  • Two complementary simulations of premixed turbulent flames are discussed. Low Reynolds number two-dimensional direct numerical simulation of a premixed turbulent V flame is first performed, to further analyze the behavior of various flame quantities and to study key ingredients of premixed turbulent combustion modeling. Flame surface density, subgrid-scale variance of progress variables, and unresolved turbulent fluxes are analyzed. These simulations include fully detailed chemistry from a flame-generated tabulation (FPI) and the analysis focuses on the dynamics of the thin flame front. Then, a novel subgrid scale closure for large eddy simulation of premixed turbulent combustion (FSD-PDF) is proposed. It combinesmore » the flame surface density (FSD) approach with a presumed probability density function (PDF) of the progress variable that is used in FPI chemistry tabulation. The FSD is useful for introducing in the presumed PDF the influence of the spatially filtered thin reaction zone evolving within the subgrid. This is achieved via the exact relation between the PDF and the FSD. This relation involves the conditional filtered average of the magnitude of the gradient of the progress variable. In the modeling, this conditional filtered mean is approximated from the filtered gradient of the progress variable of the FPI laminar flame. Balance equations providing mean and variance of the progress variable together with the measure of the filtered gradient are used to presume the PDF. A three-dimensional larger Reynolds number flow configuration (ORACLES experiment) is then computed with FSD-PDF and the results are compared with measurements.« less
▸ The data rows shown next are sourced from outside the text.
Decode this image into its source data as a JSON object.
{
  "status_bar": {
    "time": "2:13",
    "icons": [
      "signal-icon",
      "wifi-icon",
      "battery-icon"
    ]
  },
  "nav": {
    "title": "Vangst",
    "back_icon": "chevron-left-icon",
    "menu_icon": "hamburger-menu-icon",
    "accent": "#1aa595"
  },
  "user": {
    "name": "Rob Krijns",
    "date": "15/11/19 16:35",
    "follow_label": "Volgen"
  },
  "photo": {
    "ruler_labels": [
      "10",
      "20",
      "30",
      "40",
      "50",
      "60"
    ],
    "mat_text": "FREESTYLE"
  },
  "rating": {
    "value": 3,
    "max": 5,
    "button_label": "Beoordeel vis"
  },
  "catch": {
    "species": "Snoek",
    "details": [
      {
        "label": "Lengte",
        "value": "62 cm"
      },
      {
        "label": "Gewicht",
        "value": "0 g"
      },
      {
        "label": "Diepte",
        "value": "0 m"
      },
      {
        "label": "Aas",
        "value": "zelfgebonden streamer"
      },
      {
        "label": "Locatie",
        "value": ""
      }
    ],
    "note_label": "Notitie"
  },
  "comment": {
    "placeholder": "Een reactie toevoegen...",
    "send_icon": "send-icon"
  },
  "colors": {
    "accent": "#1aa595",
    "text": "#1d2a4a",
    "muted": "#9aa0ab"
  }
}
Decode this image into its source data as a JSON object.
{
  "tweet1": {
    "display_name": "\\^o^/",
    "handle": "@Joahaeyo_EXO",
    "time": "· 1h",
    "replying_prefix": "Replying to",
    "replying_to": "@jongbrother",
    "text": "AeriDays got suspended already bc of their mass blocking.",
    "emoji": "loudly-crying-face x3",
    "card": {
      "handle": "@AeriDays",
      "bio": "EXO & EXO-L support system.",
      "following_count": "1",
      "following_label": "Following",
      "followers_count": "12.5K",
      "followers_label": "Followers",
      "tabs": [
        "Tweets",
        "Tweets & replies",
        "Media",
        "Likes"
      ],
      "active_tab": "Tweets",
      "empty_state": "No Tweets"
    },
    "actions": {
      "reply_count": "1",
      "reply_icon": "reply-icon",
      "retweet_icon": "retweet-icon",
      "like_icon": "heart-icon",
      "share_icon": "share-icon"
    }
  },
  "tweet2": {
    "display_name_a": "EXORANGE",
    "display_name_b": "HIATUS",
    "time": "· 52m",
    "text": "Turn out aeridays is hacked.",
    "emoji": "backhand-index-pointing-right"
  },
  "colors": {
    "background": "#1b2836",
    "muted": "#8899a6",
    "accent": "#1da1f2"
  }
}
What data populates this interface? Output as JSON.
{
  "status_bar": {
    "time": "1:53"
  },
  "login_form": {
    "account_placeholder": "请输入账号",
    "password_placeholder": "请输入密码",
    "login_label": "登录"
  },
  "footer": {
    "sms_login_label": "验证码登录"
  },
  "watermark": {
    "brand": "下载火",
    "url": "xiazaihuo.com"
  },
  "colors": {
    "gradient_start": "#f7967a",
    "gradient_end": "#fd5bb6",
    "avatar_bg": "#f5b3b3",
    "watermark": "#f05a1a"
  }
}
  • In this paper, a 2-dimensional rod-stabilized V-shaped flame is simulated using contour advection with surgery as well as the random vortex method. Effects of turbulence on various quantities, such as flame brush thickness and flame surface density, are investigated. The flame surface density S is estimated using the Bray-Moss-Libby formulation, which involves the use of a mean orientation factor {sigma}{sub c}. As a comparison, values of S are also obtained using Shepherd's model, which employs the values of mean flame surface area and mean flame length. Local flame structure is characterized in terms of turbulent flame brush, orientation factor, andmore » flame surface density. Profiles of S obtained using the two different models are compared and show that discrepancy is more evident with increasing turbulence intensity. (author)« less